I'm completely lost - Could you go step by step so I can follow your logic? Thanks.

1. A crate sits on a flatbed truck. This truck, initially travelling at a velocity of 80 km/hour, comes to a stop in 22 meters. What is the minimum coefficient of static friction required between the crate and truck bed, if it is not to slide forward?

2. A hospital traction device is shown in (attached). What is a) the horizontal force and b) the vertical force exerted on the foot by the arrangement, if the cord transmits an undiminished tension T of 5.0 gN?

1) Recall that acceleration is the change in velocity over change in time.

Look at the units: v = 80 km/hr = 80,000 m/hr = 22 m/s (initial velocity)

Use the following equation to find the acceleration: v^2 = (vo)^2 + 2a(x-xo), where v^2 is velocity squared, (vo)^2 is initial velocity squared, a is acceleration, x is position, and xo is the ...

Solution Summary

The answers are determined by looking at the relationships between velocity and acceleration and frictional force. The minimum coefficient of friction and the horizontal/vertical forces are calculated by using all these parameters and the variable of time.

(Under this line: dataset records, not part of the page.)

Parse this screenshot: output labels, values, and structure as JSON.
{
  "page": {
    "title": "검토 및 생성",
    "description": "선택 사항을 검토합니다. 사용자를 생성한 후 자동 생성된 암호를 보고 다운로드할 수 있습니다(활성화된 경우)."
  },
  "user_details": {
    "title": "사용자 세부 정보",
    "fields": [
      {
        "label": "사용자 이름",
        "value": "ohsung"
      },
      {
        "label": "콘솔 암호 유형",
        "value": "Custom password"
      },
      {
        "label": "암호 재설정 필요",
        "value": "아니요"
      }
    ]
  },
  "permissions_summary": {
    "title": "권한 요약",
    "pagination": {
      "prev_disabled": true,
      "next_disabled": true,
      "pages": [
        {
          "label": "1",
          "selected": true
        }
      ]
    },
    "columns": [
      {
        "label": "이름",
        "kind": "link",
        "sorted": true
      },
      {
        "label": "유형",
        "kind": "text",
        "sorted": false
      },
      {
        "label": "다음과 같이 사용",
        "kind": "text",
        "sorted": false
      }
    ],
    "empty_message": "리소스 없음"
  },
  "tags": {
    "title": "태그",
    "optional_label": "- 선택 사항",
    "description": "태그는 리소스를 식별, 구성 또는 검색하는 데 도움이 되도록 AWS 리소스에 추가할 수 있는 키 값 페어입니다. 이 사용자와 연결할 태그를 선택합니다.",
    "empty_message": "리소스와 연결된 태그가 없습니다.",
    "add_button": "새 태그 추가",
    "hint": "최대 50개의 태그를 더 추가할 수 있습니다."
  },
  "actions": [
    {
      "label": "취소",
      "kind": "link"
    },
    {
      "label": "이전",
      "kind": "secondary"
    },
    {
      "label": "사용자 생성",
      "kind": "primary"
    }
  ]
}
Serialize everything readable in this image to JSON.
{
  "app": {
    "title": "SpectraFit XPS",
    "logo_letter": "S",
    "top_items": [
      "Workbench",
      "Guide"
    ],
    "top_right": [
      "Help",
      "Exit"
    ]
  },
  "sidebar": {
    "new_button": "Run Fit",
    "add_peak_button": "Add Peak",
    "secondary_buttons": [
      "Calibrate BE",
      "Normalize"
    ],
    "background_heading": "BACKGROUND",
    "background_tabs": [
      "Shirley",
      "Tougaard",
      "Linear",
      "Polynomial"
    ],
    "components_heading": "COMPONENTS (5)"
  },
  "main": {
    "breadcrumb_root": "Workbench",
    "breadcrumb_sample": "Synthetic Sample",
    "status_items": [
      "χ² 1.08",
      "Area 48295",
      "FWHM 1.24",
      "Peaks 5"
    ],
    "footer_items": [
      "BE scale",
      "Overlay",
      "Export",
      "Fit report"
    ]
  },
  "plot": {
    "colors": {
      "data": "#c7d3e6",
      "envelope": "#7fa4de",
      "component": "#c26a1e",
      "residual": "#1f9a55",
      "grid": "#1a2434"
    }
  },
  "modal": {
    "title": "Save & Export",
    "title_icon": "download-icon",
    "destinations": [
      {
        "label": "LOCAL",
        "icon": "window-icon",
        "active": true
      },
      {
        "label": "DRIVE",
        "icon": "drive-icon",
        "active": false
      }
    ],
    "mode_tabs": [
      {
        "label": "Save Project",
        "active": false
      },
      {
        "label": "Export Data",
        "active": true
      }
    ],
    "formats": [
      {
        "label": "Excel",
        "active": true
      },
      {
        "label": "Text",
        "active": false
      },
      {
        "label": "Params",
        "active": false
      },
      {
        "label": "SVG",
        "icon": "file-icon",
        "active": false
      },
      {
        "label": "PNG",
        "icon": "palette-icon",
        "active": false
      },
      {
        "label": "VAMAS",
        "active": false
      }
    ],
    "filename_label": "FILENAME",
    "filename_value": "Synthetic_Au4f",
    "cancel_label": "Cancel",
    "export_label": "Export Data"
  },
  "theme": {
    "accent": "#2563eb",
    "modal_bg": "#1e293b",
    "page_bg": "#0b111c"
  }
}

A 17.2 kg box is released on a 38.1 degree incline and accelerates down the incline at 0.269 m/s^2. Find the friction force impeding its motion, and the coefficient of friction.

1.) A horizontal force of 3.00 N is applied to a 1.00-kg radio, initially at rest on a table with a level surface.
a.) Will the radio move if the coefficient of the friction is 0.45?
b.) What is the coefficient of friction if it just begins to move?
c.) What is its acceleration if the coefficient of the friction is only 0.0

A box is given a push so that it slides across the floor. How far will it go, given that the coefficient of kinetic friction is 0.190 and the push imparts an initial speed of 4.20 m/s?

If an object slides directly down an inclined place, at a constant velocity of 6 m/s, how large is the coefficient of kinetic friction if the plane make an angle of 25 degrees with the horizontal?

It's not a problem but I need a good explanation please because I really don't understand:
I need someone to explain why when we have (for example) one block on another, why when we represent the friction force, its direction can sometimes become, in the same sense, not only direction but also acceleration? How is this possib

Find the force P necessary to push a 50.6 kg block down an incline of 32.4 degrees with an acceleration of 1.78 m/s^2. P is parallel to the incline and the coefficient of friction between the block and the incline surface is 0.805.
Picture is attached.

Question: A 16-kg sled is being pulled along the horizontal snow-covered ground by a force of 24 N. Starting from rest, the sled attains a speed of 2.0 m/s in 8.0 m. Find the coefficient of kinetic friction between the runners of the sled and the snow.

A skier is moving at 20.0 m/s down a 30 degree slope. He encounters wet snow and slides 145 meters before coming to a stop. What is the coefficient of friction between the skis and the snow?

Does kinetic friction depend on area? What about Normal force? or speed? And what is the difference between static and kinetic friction.
Please help me understand kinetic friction.

To measure the static friction coefficient between a 1.9 kg block and a vertical wall, the setup shown in the drawing is used.
A spring (spring constant = 418 N/m) is attached to the block. Someone pushes on the end of the spring in a direction perpendicular to the wall until the block does not slip downward. If the spring i